The pi-mode resonant frequency of the 1.6 cell SLAC/BNL/UCLA style RF photoinjector electron gun is conventionally tuned using cylindrical copper tuning pieces that extend into the full-cell cavity through holes in the side of the gun. This design begins to fail in many versions of this popular gun design at higher voltage levels, when the cavity undergoes electric breakdown in the vicinity of the tuners. In order to remove the tuners from the region of high electric field, mitigating this problem, the full cell geometry must be changed significantly. We report on a method of accomplishing this, in which we use a mechanical device of custom design to stretch the cavity structure of an existing photoinjector in order to tune the resonant frequency up by over 2 MHz. We present results of testing the modified photoinjector in an RF test bed with both copper and magnesium cathodes, succeeding in putting approximately 8 - 10 MW of RF power into the gun. This is an improvement over the 4 MW routinely achieved in a similar gun using conventional tuning methods installed at the UCLA Neptune laboratory.

THPMS018 High Average Current Betatrons for Industrial and Security Applications 3035
  • S. Boucher, R. B. Agustsson, P. Frigola, A. Y. Murokh, M. Ruelas
    RadiaBeam, Los Angeles, California
  • F. H. O'Shea, J. B. Rosenzweig, G. Travish
    UCLA, Los Angeles, California
  Funding: DOE Grant DE-FG02-04ER84051

The fixed-field alternating-gradient (FFAG) betatron has emerged as a viable alternative to RF linacs as a source of high-energy radiation for industrial and security applications. For industrial applications, high average currents at modest relativistic electron beam energies, typically in the 5 to 10 MeV range, are desired for medical product sterilization, food irradiation and materials processing. For security applications, high power x-rays in the 3 to 20 MeV range are needed for rapid screening of cargo containers and vehicles. In a FFAG betatron, high-power output is possible due to high duty factor and fast acceleration cycle: electrons are injected and accelerated in a quasi-CW mode while being confined and focused in the fixed-field alternating-gradient lattice. The beam is accelerated via magnetic induction from a betatron core made with modern low-loss magnetic materials.
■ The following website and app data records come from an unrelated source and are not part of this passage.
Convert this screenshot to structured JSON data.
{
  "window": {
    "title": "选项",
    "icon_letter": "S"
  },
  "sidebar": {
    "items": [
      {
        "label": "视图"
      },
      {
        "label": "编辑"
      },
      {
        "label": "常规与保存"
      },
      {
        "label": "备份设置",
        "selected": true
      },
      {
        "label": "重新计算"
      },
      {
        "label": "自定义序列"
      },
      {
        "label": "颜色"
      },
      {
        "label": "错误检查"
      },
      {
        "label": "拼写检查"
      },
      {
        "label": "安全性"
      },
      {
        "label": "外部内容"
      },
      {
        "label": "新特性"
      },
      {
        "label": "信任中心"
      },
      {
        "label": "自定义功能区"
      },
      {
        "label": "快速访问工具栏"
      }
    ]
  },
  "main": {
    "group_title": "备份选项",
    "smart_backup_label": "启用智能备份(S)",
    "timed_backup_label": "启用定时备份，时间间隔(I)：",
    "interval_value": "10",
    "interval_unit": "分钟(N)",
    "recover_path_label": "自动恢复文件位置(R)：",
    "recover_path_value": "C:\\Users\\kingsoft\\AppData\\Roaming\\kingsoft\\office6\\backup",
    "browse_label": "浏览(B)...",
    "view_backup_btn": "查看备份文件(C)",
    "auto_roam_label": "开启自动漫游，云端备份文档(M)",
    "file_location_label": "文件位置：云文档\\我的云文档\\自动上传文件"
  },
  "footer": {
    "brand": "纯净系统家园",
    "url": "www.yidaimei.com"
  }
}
Here we present the design and status of a prototype FFAG betatron, called the Radiatron, as well as future prospects for these machines.

TUPMS028 Commissioning of a High-Brightness Photoinjector for Compton Scattering X-Ray Sources 1242
  • S. G. Anderson, C. P.J. Barty, D. J. Gibson, F. V. Hartemann, M. J. Messerly, M. Shverdin, C. Siders, A. M. Tremaine
    LLNL, Livermore, California
  • H. Badakov, P. Frigola, A. Fukasawa, B. D. O'Shea, J. B. Rosenzweig
    UCLA, Los Angeles, California
  Funding: This work was performed under the auspices of the U. S. Department of Energy by University of California Lawrence Livermore National Laboratory under contract No. W-7405-Eng-48.

Compton scattering of intense laser pulses with ultra-relativistic electron beams has proven to be an attractive source of high-brightness x-rays with keV to MeV energies. This type of x-ray source requires the electron beam brightness to be comparable with that used in x-ray free-electron lasers and laser and plasma based advanced accelerators. We describe the development and commissioning of a 1.6 cell RF photoinjector for use in Compton scattering experiments at LLNL. Injector development issues such as RF cavity design, beam dynamics simulations, emittance diagnostic development, results of sputtered magnesium photo-cathode experiments, and UV laser pulse shaping are discussed. Initial operation of the photoinjector is described and transverse phase space measurements are presented.